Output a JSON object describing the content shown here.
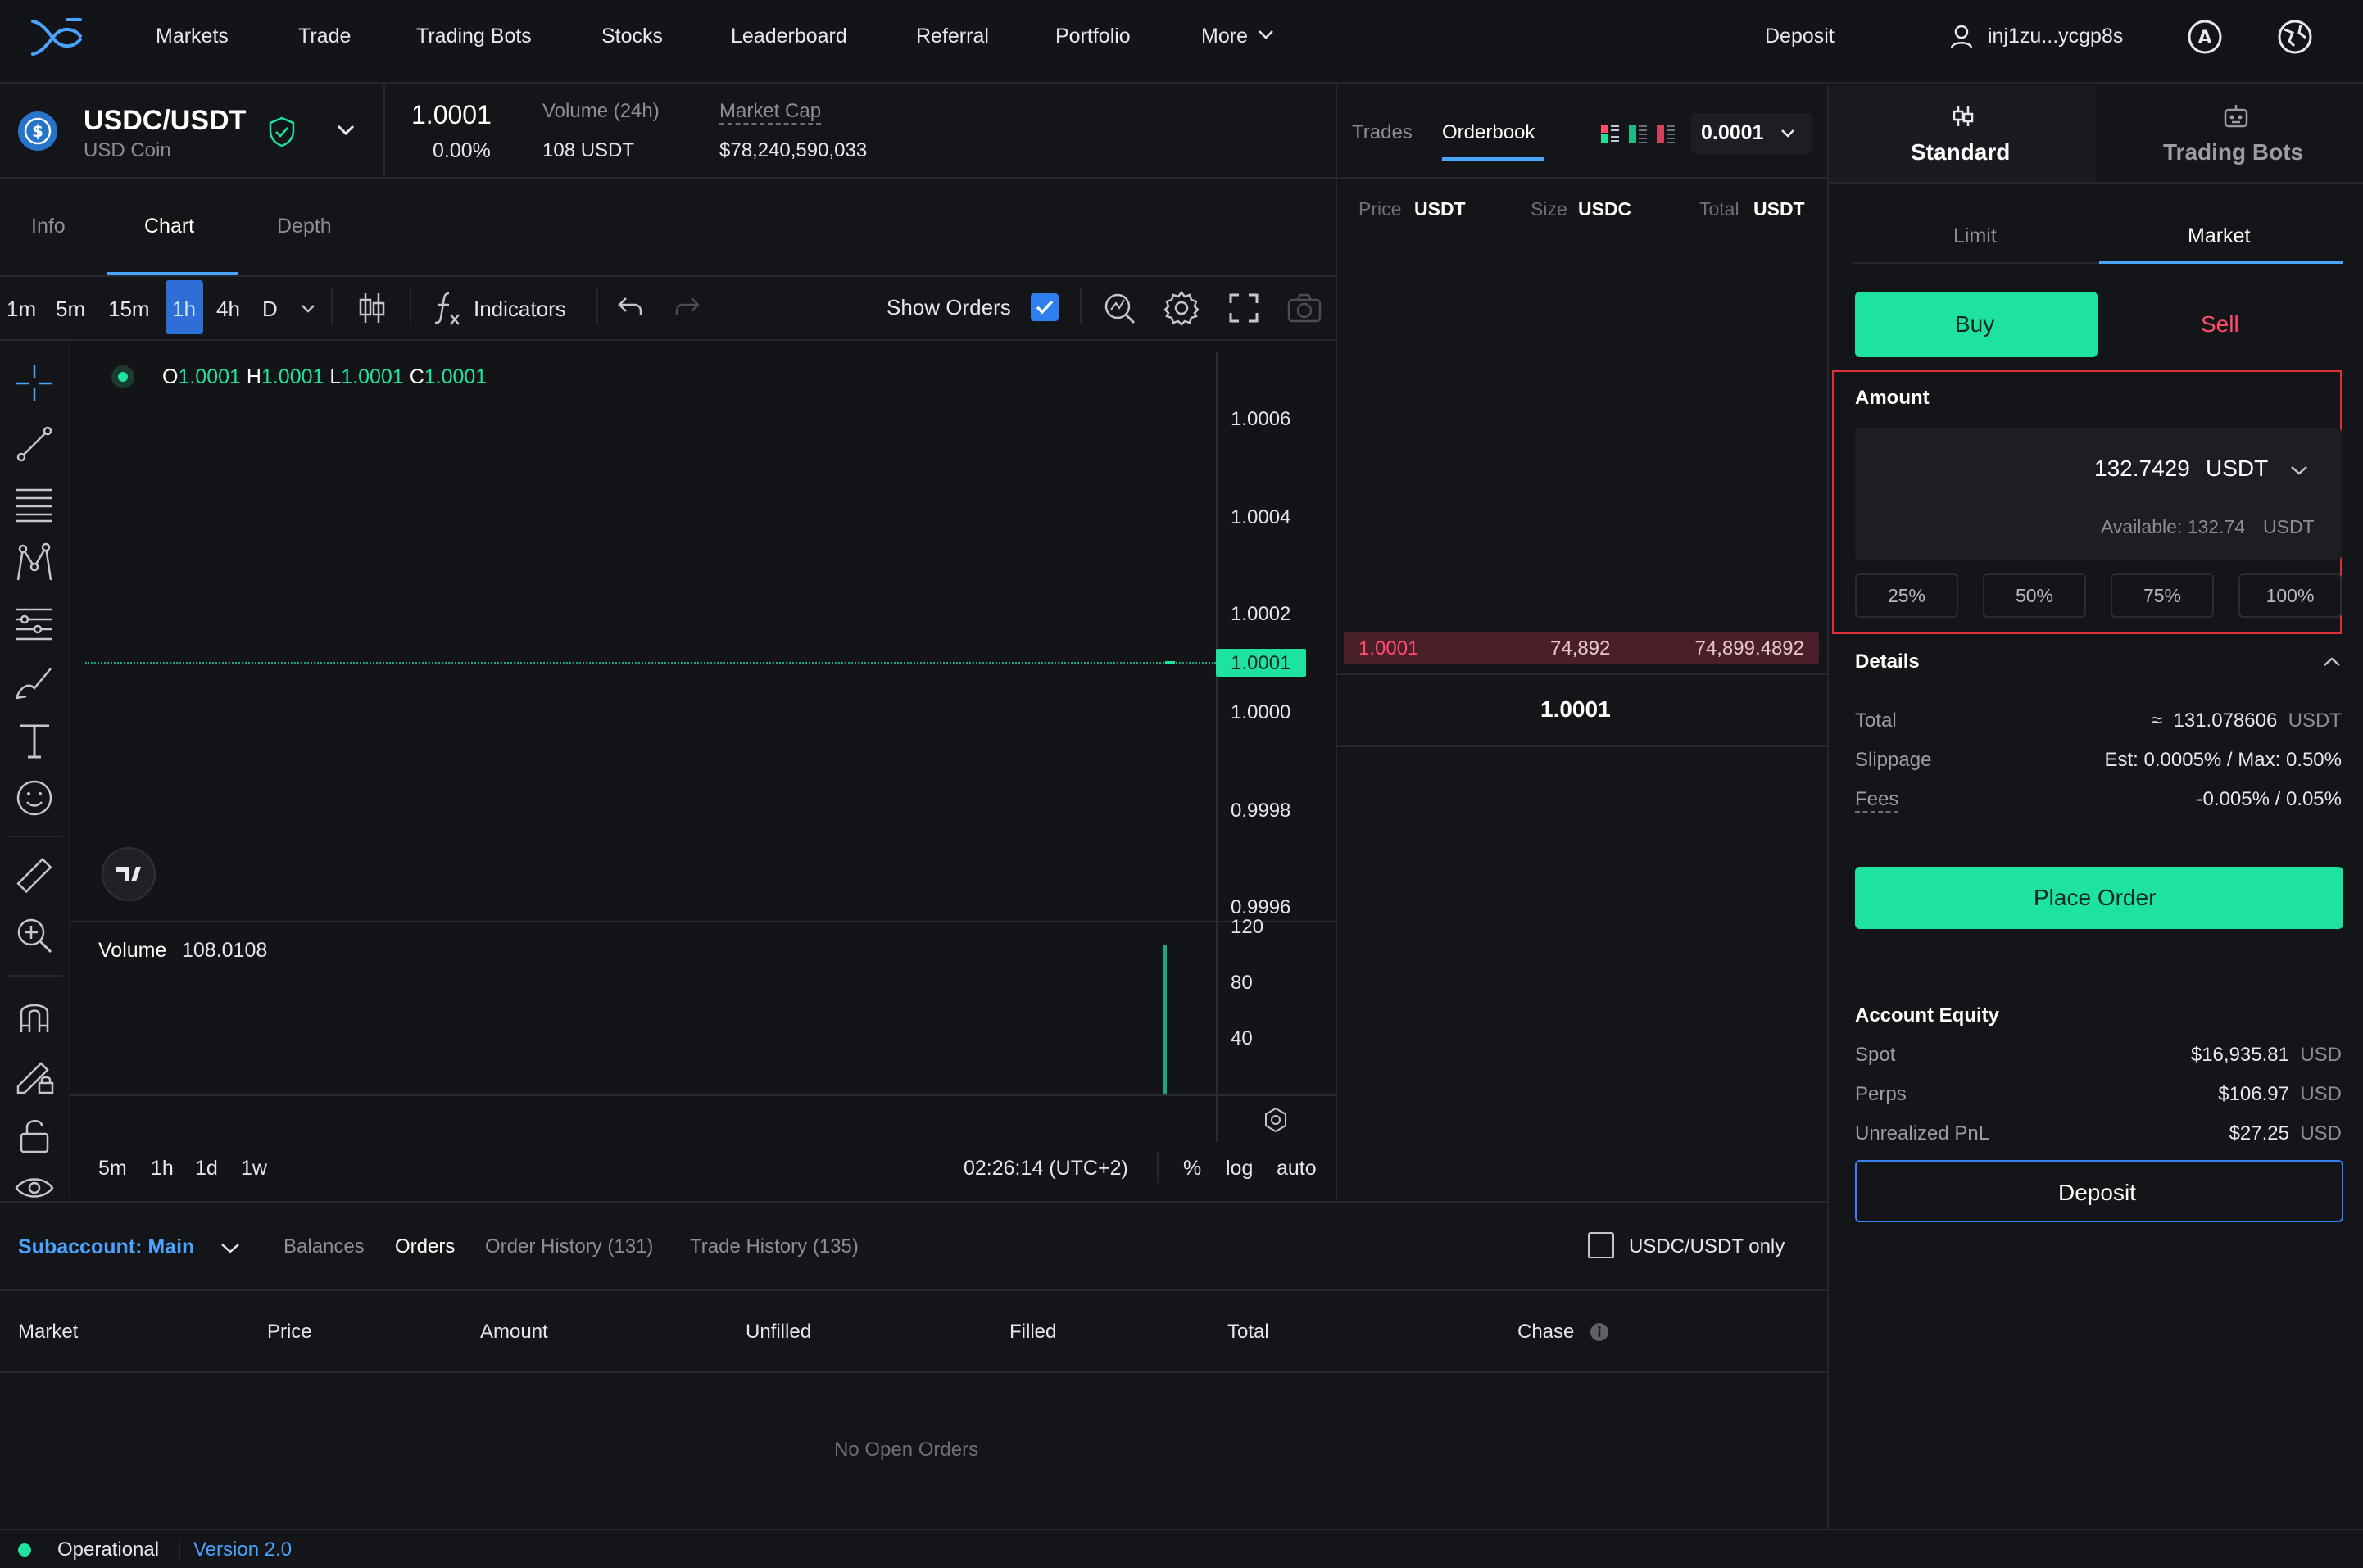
{
  "nav": {
    "items": [
      "Markets",
      "Trade",
      "Trading Bots",
      "Stocks",
      "Leaderboard",
      "Referral",
      "Portfolio",
      "More"
    ],
    "deposit": "Deposit",
    "account": "inj1zu...ycgp8s"
  },
  "market": {
    "pair": "USDC/USDT",
    "name": "USD Coin",
    "price": "1.0001",
    "change": "0.00%",
    "volume_label": "Volume (24h)",
    "volume_value": "108 USDT",
    "mcap_label": "Market Cap",
    "mcap_value": "$78,240,590,033"
  },
  "chart_tabs": [
    "Info",
    "Chart",
    "Depth"
  ],
  "timeframes": [
    "1m",
    "5m",
    "15m",
    "1h",
    "4h",
    "D"
  ],
  "toolbar": {
    "indicators": "Indicators",
    "show_orders": "Show Orders"
  },
  "ohlc": {
    "o_label": "O",
    "o": "1.0001",
    "h_label": "H",
    "h": "1.0001",
    "l_label": "L",
    "l": "1.0001",
    "c_label": "C",
    "c": "1.0001"
  },
  "price_axis": [
    "1.0006",
    "1.0004",
    "1.0002",
    "1.0001",
    "1.0000",
    "0.9998",
    "0.9996"
  ],
  "volume": {
    "label": "Volume",
    "value": "108.0108",
    "axis": [
      "120",
      "80",
      "40"
    ]
  },
  "chart_footer": {
    "ranges": [
      "5m",
      "1h",
      "1d",
      "1w"
    ],
    "time": "02:26:14 (UTC+2)",
    "pct": "%",
    "log": "log",
    "auto": "auto"
  },
  "orderbook": {
    "tabs": [
      "Trades",
      "Orderbook"
    ],
    "precision": "0.0001",
    "headers": {
      "price": "Price",
      "price_unit": "USDT",
      "size": "Size",
      "size_unit": "USDC",
      "total": "Total",
      "total_unit": "USDT"
    },
    "asks": [
      {
        "price": "1.0001",
        "size": "74,892",
        "total": "74,899.4892"
      }
    ],
    "mid_price": "1.0001"
  },
  "trade_panel": {
    "modes": [
      "Standard",
      "Trading Bots"
    ],
    "order_types": [
      "Limit",
      "Market"
    ],
    "buy": "Buy",
    "sell": "Sell",
    "amount_label": "Amount",
    "amount_value": "132.7429",
    "amount_unit": "USDT",
    "available": "Available: 132.74",
    "available_unit": "USDT",
    "percent_buttons": [
      "25%",
      "50%",
      "75%",
      "100%"
    ],
    "details_label": "Details",
    "total_label": "Total",
    "total_value": "131.078606",
    "total_unit": "USDT",
    "approx": "≈",
    "slippage_label": "Slippage",
    "slippage_value": "Est: 0.0005% / Max: 0.50%",
    "fees_label": "Fees",
    "fees_value": "-0.005% / 0.05%",
    "place_order": "Place Order",
    "equity_label": "Account Equity",
    "spot_label": "Spot",
    "spot_value": "$16,935.81",
    "perps_label": "Perps",
    "perps_value": "$106.97",
    "pnl_label": "Unrealized PnL",
    "pnl_value": "$27.25",
    "currency": "USD",
    "deposit": "Deposit"
  },
  "bottom": {
    "subaccount": "Subaccount: Main",
    "tabs": [
      "Balances",
      "Orders",
      "Order History (131)",
      "Trade History (135)"
    ],
    "filter": "USDC/USDT only",
    "columns": [
      "Market",
      "Price",
      "Amount",
      "Unfilled",
      "Filled",
      "Total",
      "Chase"
    ],
    "empty": "No Open Orders"
  },
  "status": {
    "state": "Operational",
    "version": "Version 2.0"
  },
  "colors": {
    "accent_green": "#1ee3a0",
    "sell_red": "#ff4d6a",
    "link_blue": "#4aa3ff",
    "highlight_box": "#e0303a"
  }
}
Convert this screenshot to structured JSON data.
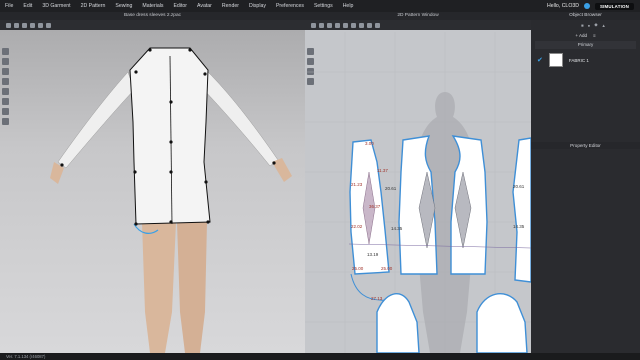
{
  "menu": [
    "File",
    "Edit",
    "3D Garment",
    "2D Pattern",
    "Sewing",
    "Materials",
    "Editor",
    "Avatar",
    "Render",
    "Display",
    "Preferences",
    "Settings",
    "Help"
  ],
  "user": "Hello, CLO3D",
  "mode_button": "SIMULATION",
  "window_3d_title": "Base dress sleeves 2.zpac",
  "window_2d_title": "2D Pattern Window",
  "object_browser": {
    "title": "Object Browser",
    "add_label": "+ Add",
    "primary_label": "Primary",
    "fabric_name": "FABRIC 1",
    "fabric_color": "#ffffff"
  },
  "property_editor_title": "Property Editor",
  "status_text": "Ver. 7.1.134 (r46087)",
  "pattern_labels": {
    "left": [
      "3.00",
      "11.37",
      "21.23",
      "36.37",
      "22.02",
      "25.00",
      "25.00",
      "27.13"
    ],
    "center": [
      "20.61",
      "14.35",
      "13.19"
    ],
    "right": [
      "20.61",
      "14.35"
    ]
  },
  "colors": {
    "accent": "#3aa0e6",
    "pattern_outline": "#3f8fd6",
    "garment": "#f4f4f4"
  }
}
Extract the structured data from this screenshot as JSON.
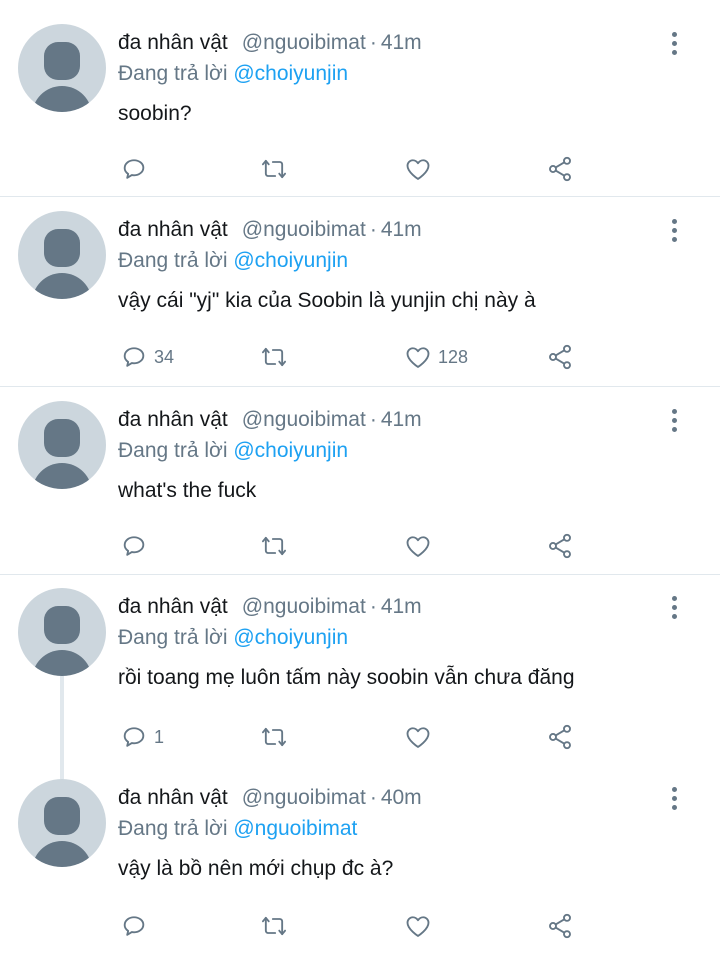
{
  "tweets": [
    {
      "name": "đa nhân vật",
      "handle": "@nguoibimat",
      "separator": "·",
      "time": "41m",
      "replying_prefix": "Đang trả lời",
      "replying_to": "@choiyunjin",
      "text": "soobin?",
      "reply_count": "",
      "retweet_count": "",
      "like_count": ""
    },
    {
      "name": "đa nhân vật",
      "handle": "@nguoibimat",
      "separator": "·",
      "time": "41m",
      "replying_prefix": "Đang trả lời",
      "replying_to": "@choiyunjin",
      "text": "vậy cái \"yj\" kia của Soobin là yunjin chị này à",
      "reply_count": "34",
      "retweet_count": "",
      "like_count": "128"
    },
    {
      "name": "đa nhân vật",
      "handle": "@nguoibimat",
      "separator": "·",
      "time": "41m",
      "replying_prefix": "Đang trả lời",
      "replying_to": "@choiyunjin",
      "text": "what's the fuck",
      "reply_count": "",
      "retweet_count": "",
      "like_count": ""
    },
    {
      "name": "đa nhân vật",
      "handle": "@nguoibimat",
      "separator": "·",
      "time": "41m",
      "replying_prefix": "Đang trả lời",
      "replying_to": "@choiyunjin",
      "text": "rồi toang mẹ luôn tấm này soobin vẫn chưa đăng",
      "reply_count": "1",
      "retweet_count": "",
      "like_count": ""
    },
    {
      "name": "đa nhân vật",
      "handle": "@nguoibimat",
      "separator": "·",
      "time": "40m",
      "replying_prefix": "Đang trả lời",
      "replying_to": "@nguoibimat",
      "text": "vậy là bồ nên mới chụp đc à?",
      "reply_count": "",
      "retweet_count": "",
      "like_count": ""
    }
  ],
  "icons": {
    "reply": "reply-icon",
    "retweet": "retweet-icon",
    "like": "heart-icon",
    "share": "share-icon",
    "more": "more-vertical-icon"
  },
  "colors": {
    "text": "#14171a",
    "muted": "#657786",
    "link": "#1da1f2",
    "divider": "#e1e8ed",
    "avatar_bg": "#ccd6dd"
  }
}
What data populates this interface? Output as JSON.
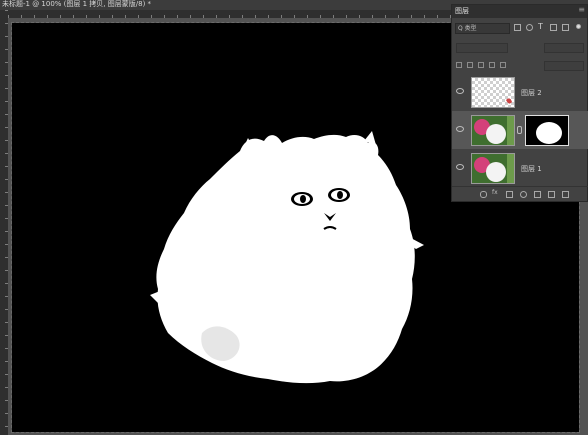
{
  "document": {
    "title": "未标题-1 @ 100% (图层 1 拷贝, 图层蒙版/8) *"
  },
  "panel": {
    "tab": "图层",
    "filter": {
      "kind_label": "Q 类型"
    },
    "layers": [
      {
        "name": "图层 2",
        "visible": true,
        "thumbnail": "transparent"
      },
      {
        "name": "",
        "visible": true,
        "thumbnail": "photo",
        "has_mask": true,
        "selected": true
      },
      {
        "name": "图层 1",
        "visible": true,
        "thumbnail": "photo"
      }
    ],
    "bottom_icons": [
      "link-icon",
      "fx-icon",
      "mask-icon",
      "adjustment-icon",
      "group-icon",
      "new-layer-icon",
      "trash-icon"
    ],
    "fx_label": "fx"
  },
  "colors": {
    "canvas": "#000000",
    "workspace": "#535353",
    "panel": "#424242",
    "selected_row": "#575757"
  }
}
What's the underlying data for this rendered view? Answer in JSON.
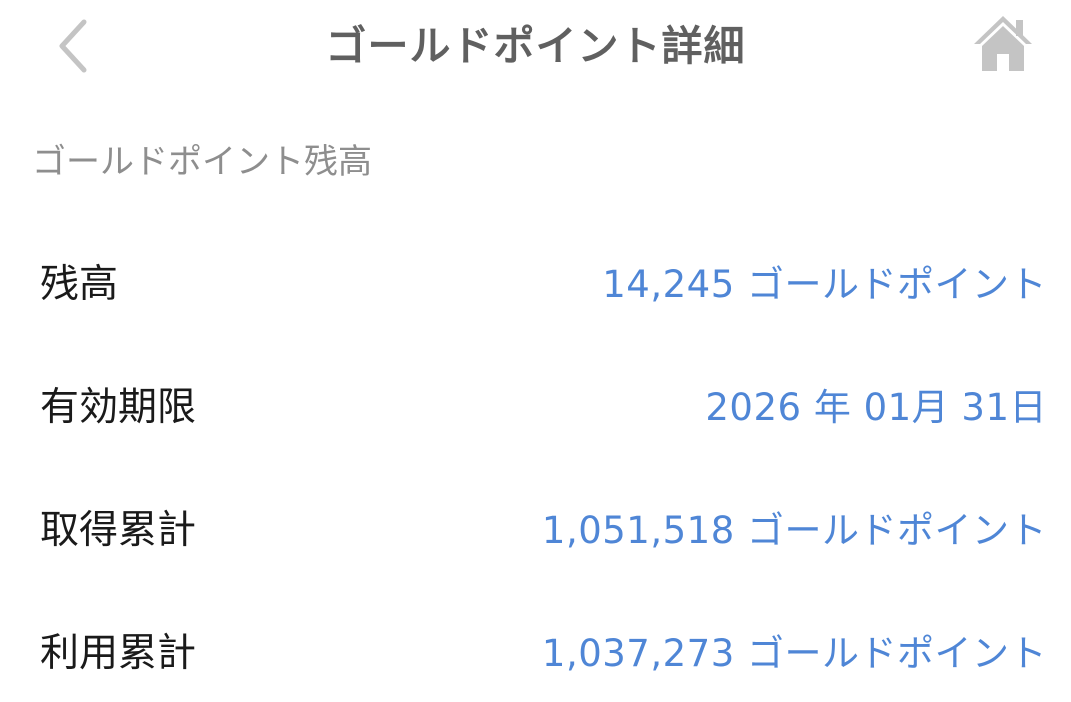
{
  "nav": {
    "title": "ゴールドポイント詳細",
    "back_icon": "chevron-left-icon",
    "home_icon": "home-icon",
    "icon_color": "#c4c4c4"
  },
  "section": {
    "header": "ゴールドポイント残高"
  },
  "rows": [
    {
      "label": "残高",
      "value": "14,245 ゴールドポイント"
    },
    {
      "label": "有効期限",
      "value": "2026 年 01月 31日"
    },
    {
      "label": "取得累計",
      "value": "1,051,518 ゴールドポイント"
    },
    {
      "label": "利用累計",
      "value": "1,037,273 ゴールドポイント"
    }
  ],
  "colors": {
    "value_text": "#4f86d6",
    "label_text": "#1a1a1a",
    "section_header": "#8e8e8e",
    "title_text": "#606060"
  }
}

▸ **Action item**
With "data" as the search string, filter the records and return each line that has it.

▸ **Reply**
Convert this screenshot to structured JSON data.
Extract the structured data from this screenshot as JSON.
What data populates this interface? Output as JSON.
What's the underlying data for this rendered view? Answer in JSON.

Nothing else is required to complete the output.